Problem requirements. Work through the records below and copy every line that includes "text".

(Stored data entries)
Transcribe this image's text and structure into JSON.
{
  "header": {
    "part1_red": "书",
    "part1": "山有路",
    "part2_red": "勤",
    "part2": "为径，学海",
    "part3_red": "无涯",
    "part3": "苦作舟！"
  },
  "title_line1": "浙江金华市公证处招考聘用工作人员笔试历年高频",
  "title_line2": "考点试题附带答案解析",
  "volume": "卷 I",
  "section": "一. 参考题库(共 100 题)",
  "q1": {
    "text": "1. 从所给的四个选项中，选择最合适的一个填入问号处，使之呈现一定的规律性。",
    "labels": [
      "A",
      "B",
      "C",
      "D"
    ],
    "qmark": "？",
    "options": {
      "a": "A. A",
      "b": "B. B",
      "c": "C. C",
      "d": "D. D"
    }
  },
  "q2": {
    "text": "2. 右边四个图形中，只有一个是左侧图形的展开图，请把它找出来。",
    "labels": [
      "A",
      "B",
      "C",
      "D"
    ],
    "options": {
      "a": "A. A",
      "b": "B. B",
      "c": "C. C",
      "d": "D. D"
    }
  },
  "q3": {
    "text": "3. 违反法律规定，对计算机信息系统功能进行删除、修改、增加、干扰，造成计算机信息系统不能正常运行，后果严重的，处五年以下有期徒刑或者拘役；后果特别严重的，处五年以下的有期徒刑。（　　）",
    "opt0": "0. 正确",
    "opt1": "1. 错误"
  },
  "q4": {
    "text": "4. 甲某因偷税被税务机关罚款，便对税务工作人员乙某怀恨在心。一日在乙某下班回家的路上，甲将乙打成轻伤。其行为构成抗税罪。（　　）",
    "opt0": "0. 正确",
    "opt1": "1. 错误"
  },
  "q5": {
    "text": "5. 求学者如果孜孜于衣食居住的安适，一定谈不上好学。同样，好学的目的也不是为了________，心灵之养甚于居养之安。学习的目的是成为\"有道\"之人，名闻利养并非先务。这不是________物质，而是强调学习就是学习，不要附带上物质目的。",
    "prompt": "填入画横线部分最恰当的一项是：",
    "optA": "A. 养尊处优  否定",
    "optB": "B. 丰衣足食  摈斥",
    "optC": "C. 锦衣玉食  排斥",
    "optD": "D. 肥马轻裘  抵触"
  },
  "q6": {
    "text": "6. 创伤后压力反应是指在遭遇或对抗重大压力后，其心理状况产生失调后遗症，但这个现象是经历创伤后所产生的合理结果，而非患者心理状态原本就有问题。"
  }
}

Exercise result.
Transcribe this image's text and structure into JSON.
    "text": "1. 从所给的四个选项中，选择最合适的一个填入问号处，使之呈现一定的规律性。",
    "text": "2. 右边四个图形中，只有一个是左侧图形的展开图，请把它找出来。",
    "text": "3. 违反法律规定，对计算机信息系统功能进行删除、修改、增加、干扰，造成计算机信息系统不能正常运行，后果严重的，处五年以下有期徒刑或者拘役；后果特别严重的，处五年以下的有期徒刑。（　　）",
    "text": "4. 甲某因偷税被税务机关罚款，便对税务工作人员乙某怀恨在心。一日在乙某下班回家的路上，甲将乙打成轻伤。其行为构成抗税罪。（　　）",
    "text": "5. 求学者如果孜孜于衣食居住的安适，一定谈不上好学。同样，好学的目的也不是为了________，心灵之养甚于居养之安。学习的目的是成为\"有道\"之人，名闻利养并非先务。这不是________物质，而是强调学习就是学习，不要附带上物质目的。",
    "text": "6. 创伤后压力反应是指在遭遇或对抗重大压力后，其心理状况产生失调后遗症，但这个现象是经历创伤后所产生的合理结果，而非患者心理状态原本就有问题。"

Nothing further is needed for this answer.